What man is that?
Bru. A soothsayer, bids you beware the ides of
Cas. Set him before me; let me see his face.
Cæs. What say'st thou to me now? Speak once again.
Sooth. Beware the ides of March.
Cæs. He is a dreamer; let us leave him ;-pass.
Cas. Will you go see the order of the course?
Cas. I pray you, do.
Bru. I am not gamesome; I do lack some part Of that quick spirit that is in Antony.
Let me not hinder, Cassius, your desires;
I'll leave you.
1 The old copy reads "Antonio's way;" in other places we have Octavio, Flavio. The players were more accustomed to Italian that Latin terminations. The allusion is to a custom at the Lupercalia. 2 See King Henry VIII. Act ii. Sc. 4.
Cas. Brutus, I do observe you now of late. I have not from your eyes that gentleness, And show of love, as I was wont to have; You bear too stubborn and too strange a hand Over your friend that loves you.
Be not deceived; if I have veiled my look,
Of late, with passions of some difference,
Which give some soil, perhaps, to my behaviors;
Than that poor Brutus, with himself at war,
Čas. Then, Brutus, I have much mistook your pas
By means whereof, this breast of mine hath buried
Cas. 'Tis just;
And it is very much lamented, Brutus,
That you have no such mirrors, as will turn
That you might see your shadow.
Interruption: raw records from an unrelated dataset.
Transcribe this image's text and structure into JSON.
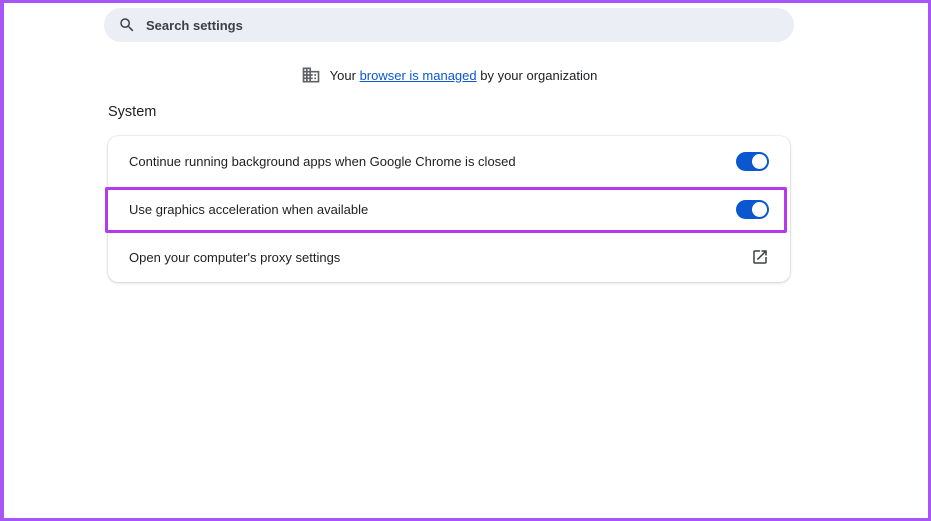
{
  "colors": {
    "frame_border": "#a855f7",
    "highlight_border": "#b23bf0",
    "toggle_on": "#0b57d0",
    "link": "#0b57d0",
    "search_bg": "#eceef5"
  },
  "search": {
    "placeholder": "Search settings",
    "icon": "search-icon"
  },
  "managed_notice": {
    "icon": "organization-building-icon",
    "prefix": "Your ",
    "link_text": "browser is managed",
    "suffix": " by your organization"
  },
  "section": {
    "title": "System"
  },
  "system_card": {
    "rows": [
      {
        "label": "Continue running background apps when Google Chrome is closed",
        "control": "toggle",
        "state": "on"
      },
      {
        "label": "Use graphics acceleration when available",
        "control": "toggle",
        "state": "on",
        "highlighted": true
      },
      {
        "label": "Open your computer's proxy settings",
        "control": "external-link",
        "icon": "open-in-new-icon"
      }
    ]
  }
}
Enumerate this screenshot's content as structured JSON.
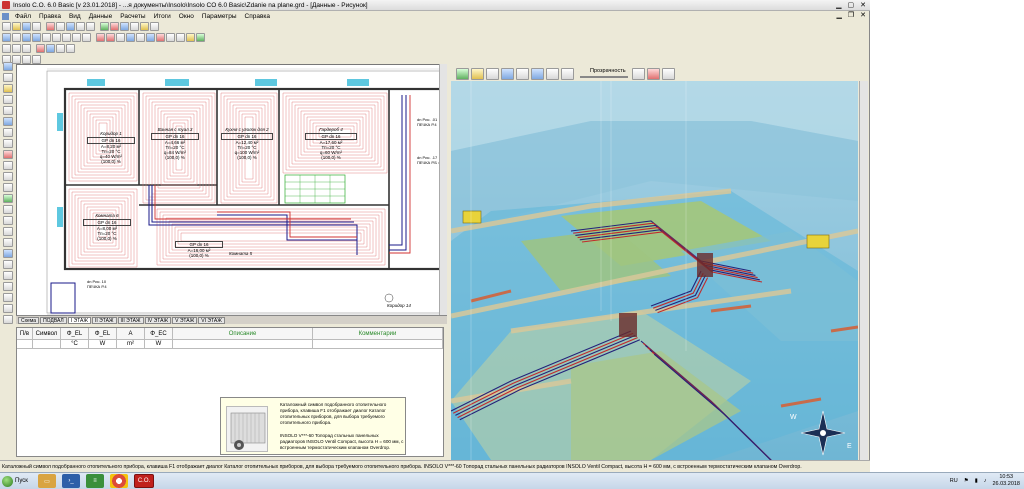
{
  "window": {
    "title": "Insolo C.O. 6.0 Basic [v 23.01.2018] - ...я документы\\Insolo\\Insolo CO 6.0 Basic\\Zdanie na plane.grd - [Данные - Рисунок]"
  },
  "menu": [
    "Файл",
    "Правка",
    "Вид",
    "Данные",
    "Расчеты",
    "Итоги",
    "Окно",
    "Параметры",
    "Справка"
  ],
  "plan": {
    "rooms": [
      {
        "name": "Коридор 1",
        "gp": "GP dn 16",
        "lines": [
          "A=8,20 м²",
          "Tп=20 °C",
          "q=40 W/m²"
        ],
        "pct": "(100,0) %"
      },
      {
        "name": "Ванная с туал.3",
        "gp": "GP dn 16",
        "lines": [
          "A=4,66 м²",
          "Tп=20 °C",
          "q=84 W/m²"
        ],
        "pct": "(100,0) %"
      },
      {
        "name": "Кухня с уголок для 2",
        "gp": "GP dn 16",
        "lines": [
          "A=12,40 м²",
          "Tп=20 °C",
          "q=100 W/m²"
        ],
        "pct": "(100,0) %"
      },
      {
        "name": "Гардероб 4",
        "gp": "GP dn 16",
        "lines": [
          "A=17,60 м²",
          "Tп=20 °C",
          "q=60 W/m²"
        ],
        "pct": "(100,0) %"
      },
      {
        "name": "Комната 6",
        "gp": "GP dn 16",
        "lines": [
          "A=8,00 м²",
          "Tп=20 °C"
        ],
        "pct": "(100,0) %"
      },
      {
        "name": "Комната 5",
        "gp": "GP dn 16",
        "lines": [
          "A=16,00 м²"
        ],
        "pct": "(100,0) %"
      },
      {
        "name": "Коридор 14",
        "gp": "",
        "lines": [],
        "pct": ""
      }
    ],
    "riser_labels": [
      "dn Рис. .01",
      "dn Рис. .17",
      "dn Рис. 10",
      "dn Рис. 14",
      "ПЕЧКА Р.4",
      "ПЕЧКА Р.Б 4"
    ],
    "sheet_tabs": [
      "Схема",
      "ПОДВАЛ",
      "I ЭТАЖ",
      "II ЭТАЖ",
      "III ЭТАЖ",
      "IV ЭТАЖ",
      "V ЭТАЖ",
      "VI ЭТАЖ"
    ]
  },
  "grid": {
    "columns": [
      "П/в",
      "Символ",
      "Φ_EL",
      "Φ_EL",
      "A",
      "Φ_EC",
      "Описание",
      "Комментарии"
    ],
    "units": [
      "",
      "",
      "°C",
      "W",
      "m²",
      "W",
      "",
      ""
    ]
  },
  "tooltip": {
    "text1": "Каталожный символ подобранного отопительного прибора, клавиша F1 отображает диалог Каталог отопительных приборов, для выбора требуемого отопительного прибора.",
    "text2": "INSOLO V***-60 Топорад стальных панельных радиаторов INSOLO Ventil Compact, высота H = 600 мм, с встроенным термостатическим клапаном Overdrop."
  },
  "view3d": {
    "toolbar_label": "Прозрачность",
    "compass": [
      "W",
      "E"
    ]
  },
  "status": {
    "text": "Каталожный символ подобранного отопительного прибора, клавиша F1 отображает диалог Каталог отопительных приборов, для выбора требуемого отопительного прибора.   INSOLO V***-60 Топорад стальных панельных радиаторов INSOLO Ventil Compact, высота H = 600 мм, с встроенным термостатическим клапаном Overdrop."
  },
  "taskbar": {
    "start": "Пуск",
    "apps": [
      "explorer",
      "powershell",
      "notepad",
      "chrome",
      "insolo"
    ],
    "app_labels": {
      "insolo": "C.O."
    },
    "lang": "RU",
    "time": "10:53",
    "date": "26.03.2018"
  }
}
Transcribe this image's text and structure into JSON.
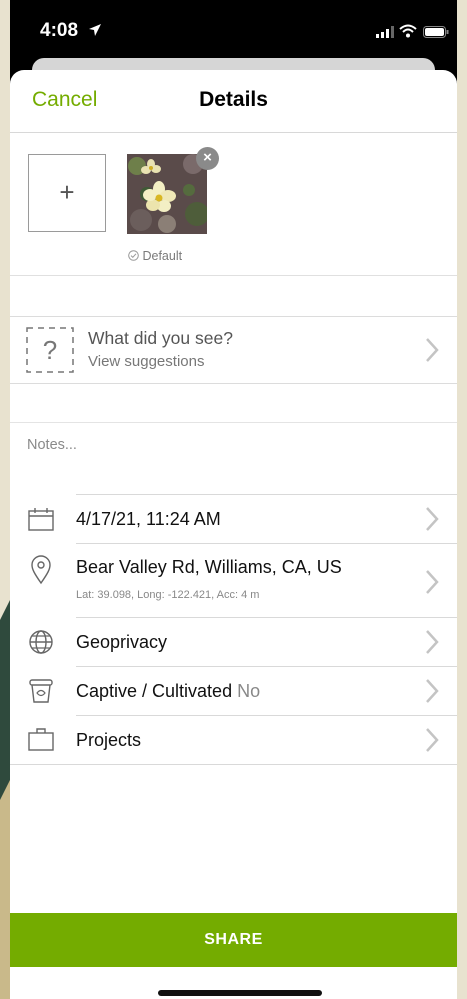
{
  "status_bar": {
    "time": "4:08"
  },
  "nav": {
    "cancel_label": "Cancel",
    "title": "Details"
  },
  "photos": {
    "add_label": "+",
    "remove_label": "×",
    "default_label": "Default"
  },
  "species": {
    "prompt": "What did you see?",
    "suggestions_label": "View suggestions"
  },
  "notes": {
    "placeholder": "Notes..."
  },
  "details": {
    "date": "4/17/21, 11:24 AM",
    "location": "Bear Valley Rd, Williams, CA, US",
    "location_meta": "Lat: 39.098, Long: -122.421, Acc: 4 m",
    "geoprivacy_label": "Geoprivacy",
    "captive_label": "Captive / Cultivated",
    "captive_value": "No",
    "projects_label": "Projects"
  },
  "share_label": "SHARE",
  "colors": {
    "accent": "#74ac00",
    "background": "#e8e2cf"
  }
}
I have heard,
Bru. Into what dangers would you lead me, Cassius, That you would have me seek into myself
For that which is not in me?
Cas. Therefore, good Brutus, be prepared to hear; And, since you know you cannot see yourself
1 i. e. the nature of the feelings which you are now suffering
So well as by reflection, I, your glass,
That of yourself which you yet know not of.
[Flourish and shout. Bru. What means this shouting? I do fear the
Choose Cæsar for their king.
Ay, do you
Bru. I would not, Cassius; yet I love him well.-
1 Johnson has erroneously given the meaning of allurement to stale, in this place. "To stale with ordinary oaths my love," is "to prostitute my love."
Cæsar said to me, Dar'st thou, Cassius, now
And bade him follow; so, indeed, he did.
And stemming it with hearts of controversy.
Did from the flames of Troy upon his shoulder
The old Anchises bear, so, from the waves of Tyber,
Did I the tired Cæsar. And this man
Is now become a god; and Cassius is
A wretched creature, and must bend his body,
He had a fever when he was in Spain,
And, when the fit was on him, I did mark
How he did shake. 'Tis true, this god did shake :
And that same eye,
whose bend doth awe the world,
Ay, and that tongue of his, that bade the Romans
Bru. Another general shout!
I do believe that these applauses are
For some new honors that are heaped on Cæsar.
Walk under his huge legs, and peep about
To find ourselves dishonorable graves.
1 The verb arrive is also used by Milton without the preposition. ? Some commentators suppose that the allusion here is to a coward's desertion of his standard. Probably nothing more was intended than to describe the effect of the disease on the appearance of the lips.
3 Temperament, constitution.
Men at some time are masters of their fates:
Brutus, and Cæsar! what should be in that Cæsar?
O! you and I have heard our fathers say,
There was a Brutus once, that would have brooked
Bru. That you do love me, I am nothing jealous;
Than to repute himself a son of Rome,
Is like to lay upon us.
1 The first folio reads walks.
2 "Lucius Junius Brutus."
3 1. e. guess.
4 Ruminate on this.
5 As, according to Tooke, is an article, and means the same as that, which, or it; accordingly we find it often so employed by old writers, and particularly in our excellent version of the Bible.